### Problem
Set the entries down again exactly; none may be skipped.

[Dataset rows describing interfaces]

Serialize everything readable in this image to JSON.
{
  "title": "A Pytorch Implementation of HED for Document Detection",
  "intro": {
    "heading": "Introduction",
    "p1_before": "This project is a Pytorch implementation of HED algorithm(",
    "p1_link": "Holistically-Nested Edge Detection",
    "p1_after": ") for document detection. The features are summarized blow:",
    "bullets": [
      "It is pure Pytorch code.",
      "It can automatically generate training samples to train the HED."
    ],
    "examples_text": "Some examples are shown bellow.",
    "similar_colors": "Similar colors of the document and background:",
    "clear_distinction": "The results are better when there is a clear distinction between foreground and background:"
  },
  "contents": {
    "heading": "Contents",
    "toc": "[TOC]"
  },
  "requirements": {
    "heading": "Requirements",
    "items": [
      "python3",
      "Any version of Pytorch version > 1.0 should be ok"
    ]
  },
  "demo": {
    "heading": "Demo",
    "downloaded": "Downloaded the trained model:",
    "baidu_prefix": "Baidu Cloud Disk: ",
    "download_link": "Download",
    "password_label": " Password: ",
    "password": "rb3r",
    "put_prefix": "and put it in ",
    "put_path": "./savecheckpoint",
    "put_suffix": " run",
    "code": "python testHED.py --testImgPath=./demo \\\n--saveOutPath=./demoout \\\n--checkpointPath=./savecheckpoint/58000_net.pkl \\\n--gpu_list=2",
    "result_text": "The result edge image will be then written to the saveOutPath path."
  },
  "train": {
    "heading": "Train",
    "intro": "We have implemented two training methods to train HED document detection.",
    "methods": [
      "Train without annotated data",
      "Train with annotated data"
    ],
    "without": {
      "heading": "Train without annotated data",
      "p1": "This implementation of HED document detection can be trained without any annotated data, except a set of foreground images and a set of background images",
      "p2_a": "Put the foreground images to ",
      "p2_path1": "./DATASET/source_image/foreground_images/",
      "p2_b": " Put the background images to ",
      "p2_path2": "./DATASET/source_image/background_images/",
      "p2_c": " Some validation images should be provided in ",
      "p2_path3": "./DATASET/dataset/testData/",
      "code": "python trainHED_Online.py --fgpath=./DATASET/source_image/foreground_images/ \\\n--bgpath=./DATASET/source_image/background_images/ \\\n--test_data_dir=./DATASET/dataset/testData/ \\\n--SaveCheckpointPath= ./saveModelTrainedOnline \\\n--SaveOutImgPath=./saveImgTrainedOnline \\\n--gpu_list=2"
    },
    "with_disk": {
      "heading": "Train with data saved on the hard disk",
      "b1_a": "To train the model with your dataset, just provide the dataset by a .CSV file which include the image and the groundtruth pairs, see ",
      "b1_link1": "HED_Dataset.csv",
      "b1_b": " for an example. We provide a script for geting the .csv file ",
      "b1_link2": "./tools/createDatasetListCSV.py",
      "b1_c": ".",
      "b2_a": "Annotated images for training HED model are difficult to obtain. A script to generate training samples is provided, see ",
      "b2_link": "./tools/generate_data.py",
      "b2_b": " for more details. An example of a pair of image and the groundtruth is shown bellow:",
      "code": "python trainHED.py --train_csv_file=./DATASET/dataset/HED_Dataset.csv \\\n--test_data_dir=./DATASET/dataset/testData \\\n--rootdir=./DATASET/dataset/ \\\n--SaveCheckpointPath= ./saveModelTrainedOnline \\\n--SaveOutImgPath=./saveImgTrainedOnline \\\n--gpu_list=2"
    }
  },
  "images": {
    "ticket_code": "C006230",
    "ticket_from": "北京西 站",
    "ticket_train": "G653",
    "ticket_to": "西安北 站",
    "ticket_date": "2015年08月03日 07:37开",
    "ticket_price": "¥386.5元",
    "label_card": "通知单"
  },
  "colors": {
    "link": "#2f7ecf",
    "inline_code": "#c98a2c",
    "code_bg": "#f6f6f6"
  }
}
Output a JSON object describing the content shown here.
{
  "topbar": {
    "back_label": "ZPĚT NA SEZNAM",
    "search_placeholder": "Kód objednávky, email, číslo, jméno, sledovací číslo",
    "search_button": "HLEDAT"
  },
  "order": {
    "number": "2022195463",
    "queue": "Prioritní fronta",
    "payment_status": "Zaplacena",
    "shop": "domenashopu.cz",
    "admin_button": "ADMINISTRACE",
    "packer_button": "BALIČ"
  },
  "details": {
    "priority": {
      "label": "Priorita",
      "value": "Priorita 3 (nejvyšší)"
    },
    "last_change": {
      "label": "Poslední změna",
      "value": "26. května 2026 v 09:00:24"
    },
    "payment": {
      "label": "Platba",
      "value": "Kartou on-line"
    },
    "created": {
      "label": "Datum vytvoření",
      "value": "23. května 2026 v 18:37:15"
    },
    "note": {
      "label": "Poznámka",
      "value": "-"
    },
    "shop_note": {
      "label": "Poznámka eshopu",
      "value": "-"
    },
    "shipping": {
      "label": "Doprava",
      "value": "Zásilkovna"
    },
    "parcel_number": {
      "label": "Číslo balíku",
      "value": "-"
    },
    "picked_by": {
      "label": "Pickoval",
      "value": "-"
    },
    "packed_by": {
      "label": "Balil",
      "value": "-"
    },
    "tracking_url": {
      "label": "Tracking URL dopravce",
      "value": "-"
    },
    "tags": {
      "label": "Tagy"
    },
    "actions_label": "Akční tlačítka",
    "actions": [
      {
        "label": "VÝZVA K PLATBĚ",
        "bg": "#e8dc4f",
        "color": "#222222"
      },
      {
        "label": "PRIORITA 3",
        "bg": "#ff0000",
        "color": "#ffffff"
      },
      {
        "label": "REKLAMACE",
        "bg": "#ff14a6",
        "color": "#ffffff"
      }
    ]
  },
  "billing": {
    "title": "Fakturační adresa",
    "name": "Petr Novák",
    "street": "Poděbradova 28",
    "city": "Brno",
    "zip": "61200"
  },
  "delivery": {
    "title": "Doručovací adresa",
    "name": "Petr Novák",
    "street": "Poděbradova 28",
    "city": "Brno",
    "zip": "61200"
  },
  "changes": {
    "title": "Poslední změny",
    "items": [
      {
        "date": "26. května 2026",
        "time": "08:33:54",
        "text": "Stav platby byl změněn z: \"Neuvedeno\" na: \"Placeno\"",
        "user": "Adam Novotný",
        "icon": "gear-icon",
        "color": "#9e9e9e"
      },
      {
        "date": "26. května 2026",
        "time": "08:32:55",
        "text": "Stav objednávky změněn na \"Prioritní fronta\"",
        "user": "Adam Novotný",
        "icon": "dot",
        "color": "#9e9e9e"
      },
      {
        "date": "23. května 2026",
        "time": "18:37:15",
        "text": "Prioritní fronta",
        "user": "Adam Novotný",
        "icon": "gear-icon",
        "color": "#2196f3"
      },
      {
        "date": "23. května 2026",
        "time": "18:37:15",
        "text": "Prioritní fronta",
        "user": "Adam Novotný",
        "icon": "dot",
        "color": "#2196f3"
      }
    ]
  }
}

### Expected answer
Serialize everything readable in this image to JSON.
{
  "title": "A Pytorch Implementation of HED for Document Detection",
  "intro": {
    "heading": "Introduction",
    "p1_before": "This project is a Pytorch implementation of HED algorithm(",
    "p1_link": "Holistically-Nested Edge Detection",
    "p1_after": ") for document detection. The features are summarized blow:",
    "bullets": [
      "It is pure Pytorch code.",
      "It can automatically generate training samples to train the HED."
    ],
    "examples_text": "Some examples are shown bellow.",
    "similar_colors": "Similar colors of the document and background:",
    "clear_distinction": "The results are better when there is a clear distinction between foreground and background:"
  },
  "contents": {
    "heading": "Contents",
    "toc": "[TOC]"
  },
  "requirements": {
    "heading": "Requirements",
    "items": [
      "python3",
      "Any version of Pytorch version > 1.0 should be ok"
    ]
  },
  "demo": {
    "heading": "Demo",
    "downloaded": "Downloaded the trained model:",
    "baidu_prefix": "Baidu Cloud Disk: ",
    "download_link": "Download",
    "password_label": " Password: ",
    "password": "rb3r",
    "put_prefix": "and put it in ",
    "put_path": "./savecheckpoint",
    "put_suffix": " run",
    "code": "python testHED.py --testImgPath=./demo \\\n--saveOutPath=./demoout \\\n--checkpointPath=./savecheckpoint/58000_net.pkl \\\n--gpu_list=2",
    "result_text": "The result edge image will be then written to the saveOutPath path."
  },
  "train": {
    "heading": "Train",
    "intro": "We have implemented two training methods to train HED document detection.",
    "methods": [
      "Train without annotated data",
      "Train with annotated data"
    ],
    "without": {
      "heading": "Train without annotated data",
      "p1": "This implementation of HED document detection can be trained without any annotated data, except a set of foreground images and a set of background images",
      "p2_a": "Put the foreground images to ",
      "p2_path1": "./DATASET/source_image/foreground_images/",
      "p2_b": " Put the background images to ",
      "p2_path2": "./DATASET/source_image/background_images/",
      "p2_c": " Some validation images should be provided in ",
      "p2_path3": "./DATASET/dataset/testData/",
      "code": "python trainHED_Online.py --fgpath=./DATASET/source_image/foreground_images/ \\\n--bgpath=./DATASET/source_image/background_images/ \\\n--test_data_dir=./DATASET/dataset/testData/ \\\n--SaveCheckpointPath= ./saveModelTrainedOnline \\\n--SaveOutImgPath=./saveImgTrainedOnline \\\n--gpu_list=2"
    },
    "with_disk": {
      "heading": "Train with data saved on the hard disk",
      "b1_a": "To train the model with your dataset, just provide the dataset by a .CSV file which include the image and the groundtruth pairs, see ",
      "b1_link1": "HED_Dataset.csv",
      "b1_b": " for an example. We provide a script for geting the .csv file ",
      "b1_link2": "./tools/createDatasetListCSV.py",
      "b1_c": ".",
      "b2_a": "Annotated images for training HED model are difficult to obtain. A script to generate training samples is provided, see ",
      "b2_link": "./tools/generate_data.py",
      "b2_b": " for more details. An example of a pair of image and the groundtruth is shown bellow:",
      "code": "python trainHED.py --train_csv_file=./DATASET/dataset/HED_Dataset.csv \\\n--test_data_dir=./DATASET/dataset/testData \\\n--rootdir=./DATASET/dataset/ \\\n--SaveCheckpointPath= ./saveModelTrainedOnline \\\n--SaveOutImgPath=./saveImgTrainedOnline \\\n--gpu_list=2"
    }
  },
  "images": {
    "ticket_code": "C006230",
    "ticket_from": "北京西 站",
    "ticket_train": "G653",
    "ticket_to": "西安北 站",
    "ticket_date": "2015年08月03日 07:37开",
    "ticket_price": "¥386.5元",
    "label_card": "通知单"
  },
  "colors": {
    "link": "#2f7ecf",
    "inline_code": "#c98a2c",
    "code_bg": "#f6f6f6"
  }
}
Output a JSON object describing the content shown here.
{
  "topbar": {
    "back_label": "ZPĚT NA SEZNAM",
    "search_placeholder": "Kód objednávky, email, číslo, jméno, sledovací číslo",
    "search_button": "HLEDAT"
  },
  "order": {
    "number": "2022195463",
    "queue": "Prioritní fronta",
    "payment_status": "Zaplacena",
    "shop": "domenashopu.cz",
    "admin_button": "ADMINISTRACE",
    "packer_button": "BALIČ"
  },
  "details": {
    "priority": {
      "label": "Priorita",
      "value": "Priorita 3 (nejvyšší)"
    },
    "last_change": {
      "label": "Poslední změna",
      "value": "26. května 2026 v 09:00:24"
    },
    "payment": {
      "label": "Platba",
      "value": "Kartou on-line"
    },
    "created": {
      "label": "Datum vytvoření",
      "value": "23. května 2026 v 18:37:15"
    },
    "note": {
      "label": "Poznámka",
      "value": "-"
    },
    "shop_note": {
      "label": "Poznámka eshopu",
      "value": "-"
    },
    "shipping": {
      "label": "Doprava",
      "value": "Zásilkovna"
    },
    "parcel_number": {
      "label": "Číslo balíku",
      "value": "-"
    },
    "picked_by": {
      "label": "Pickoval",
      "value": "-"
    },
    "packed_by": {
      "label": "Balil",
      "value": "-"
    },
    "tracking_url": {
      "label": "Tracking URL dopravce",
      "value": "-"
    },
    "tags": {
      "label": "Tagy"
    },
    "actions_label": "Akční tlačítka",
    "actions": [
      {
        "label": "VÝZVA K PLATBĚ",
        "bg": "#e8dc4f",
        "color": "#222222"
      },
      {
        "label": "PRIORITA 3",
        "bg": "#ff0000",
        "color": "#ffffff"
      },
      {
        "label": "REKLAMACE",
        "bg": "#ff14a6",
        "color": "#ffffff"
      }
    ]
  },
  "billing": {
    "title": "Fakturační adresa",
    "name": "Petr Novák",
    "street": "Poděbradova 28",
    "city": "Brno",
    "zip": "61200"
  },
  "delivery": {
    "title": "Doručovací adresa",
    "name": "Petr Novák",
    "street": "Poděbradova 28",
    "city": "Brno",
    "zip": "61200"
  },
  "changes": {
    "title": "Poslední změny",
    "items": [
      {
        "date": "26. května 2026",
        "time": "08:33:54",
        "text": "Stav platby byl změněn z: \"Neuvedeno\" na: \"Placeno\"",
        "user": "Adam Novotný",
        "icon": "gear-icon",
        "color": "#9e9e9e"
      },
      {
        "date": "26. května 2026",
        "time": "08:32:55",
        "text": "Stav objednávky změněn na \"Prioritní fronta\"",
        "user": "Adam Novotný",
        "icon": "dot",
        "color": "#9e9e9e"
      },
      {
        "date": "23. května 2026",
        "time": "18:37:15",
        "text": "Prioritní fronta",
        "user": "Adam Novotný",
        "icon": "gear-icon",
        "color": "#2196f3"
      },
      {
        "date": "23. května 2026",
        "time": "18:37:15",
        "text": "Prioritní fronta",
        "user": "Adam Novotný",
        "icon": "dot",
        "color": "#2196f3"
      }
    ]
  }
}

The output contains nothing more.